In order to facilitate learning, we need to place ourselves in dissonance--places where our world views don't work. Then we adjust. This is a painful paradox because it would seem that comfort is also a foundational objective for humans, and stability sooths like few other things.

Training is a much more basic process of learning how to do a specific task within our world views. It is a more primitive skill, I'd guess, in an evolutionary sense. Training little interests me. It is structural as I use the term and rarely associated with meaningful learning in any direct sense.

What some consultants/scholars, etc. call knowledge management is more akin to what I am calling learning. But KM also incorporates the training on how to replicate basic functions that transfer culture and economic structures from one party to another. It is sort of a bridge concept. Institutions, are, structurally interlinked generation to generation for knowledge management. I've written on all this before, for the most part.

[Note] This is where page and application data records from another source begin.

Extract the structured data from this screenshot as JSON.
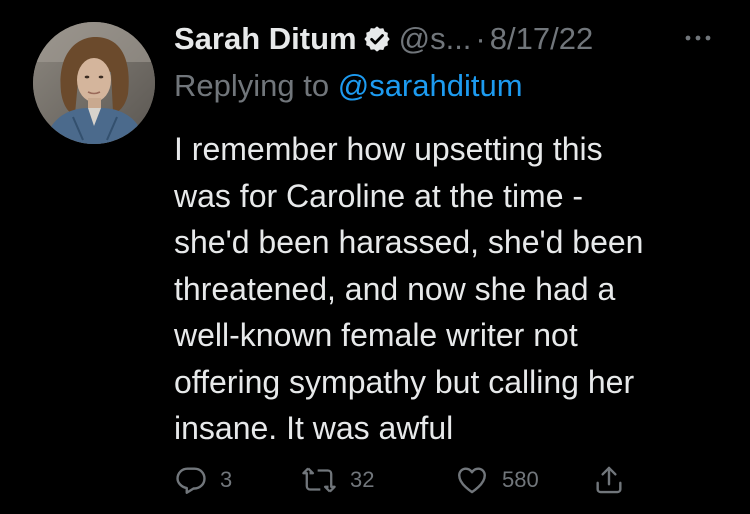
{
  "tweet": {
    "author": {
      "name": "Sarah Ditum",
      "handle": "@s...",
      "verified_icon": "verified-badge-icon"
    },
    "separator": "·",
    "date": "8/17/22",
    "more_icon": "more-dots-icon",
    "replying_to": {
      "prefix": "Replying to",
      "mention": "@sarahditum"
    },
    "body_lines": [
      "I remember how upsetting this",
      "was for Caroline at the time -",
      "she'd been harassed, she'd been",
      "threatened, and now she had a",
      "well-known female writer not",
      "offering sympathy but calling her",
      "insane. It was awful"
    ],
    "actions": {
      "reply": {
        "icon": "reply-icon",
        "count": "3"
      },
      "retweet": {
        "icon": "retweet-icon",
        "count": "32"
      },
      "like": {
        "icon": "heart-icon",
        "count": "580"
      },
      "share": {
        "icon": "share-icon"
      }
    }
  },
  "colors": {
    "background": "#000000",
    "text": "#e7e9ea",
    "secondary": "#71767b",
    "link": "#1d9bf0"
  }
}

The great variable in knowledge/training/learning (and their variations) is time...time to application of learning; time of relevance of learning; inscrutable time.

Humans organize rationally over time. We call this planning. The best planning integrates learning and expectations for further learning, but few humans or human institutions do very well at this highly complex task. Most plan in a rather static and mindless rather than mindful way. We are so bad at planning that it is now increasingly common to hear it argued we are better off not planning--a discouraging view. But so it may be in some instances.

The crux of time knowledge is a capacity to cope. The crux of leadership is enabling that learning. These together form the great challenges of this century. So far I am not optimistic about the likely outcomes. One would prefer to end the year optimistically, but false optimism is the worst sort of poison to learning.

Sunday, December 30, 2007

One Tool Fallacy

It interests me that people seem to keep searching for the one application where they can spend the bulk of their time. At the very same time I cannot help but notice that nearly everyone is using a proliferation of not only tools but platforms on which to run tools.

A great deal of time is no doubt spent with integration. But it is a sort of building on sand project I think. Just as firms of old used to chase the Holy Grail of unified systems (remember SAP?), now individuals hope to have self-info-hegemony.

Not bloody likely. Here's why:

You see everything IS miscellaneous (D. Weinberger). We have power to track and subdivide, so no one is likely to let any one supplier proliferate. There seems to be no competitive or innovative advantage to being big anyway. So, things fragment while capitalists fund nuanced differences from relatively well accepted standards. And, at the risk of value judgment, this is entirely a good thing. Better still, free software geeks cloistered in some info-grotto kill themselves to pump out free versions. Yay!

Dissonance, anger and learning

Anger often lurks near learning. Why? Frustration is the hallmark of dissonance, and I largely believe that dissonance of a sort is necessary to learn. But why?

Learning is an adaptive mechanism we gained to be able to cope with time and change. Evolution loves coping strategies...indeed, natural selection isn't so much about winning as it is about coping. Those who cope best survive and thrive.

Learning and coping are one and the same for me. I learn when I can face dissonance and not respond with anger alone. Anger is a trigger for memories, but coping is learning to get on and get through the dissonance (of, say, a tough algebra problem).

Twitter Twibes

There's lots of talk of tribes. I think of Maffesoli, but there are other writers. What is my Twitter Twibe... an Elmer Fuddism I like to think I made up?

My Twibe is those who say curious things to me. People who cause me dissonance yes, but also those who help me feel warmth. Warmth and learning. That's my Twibe.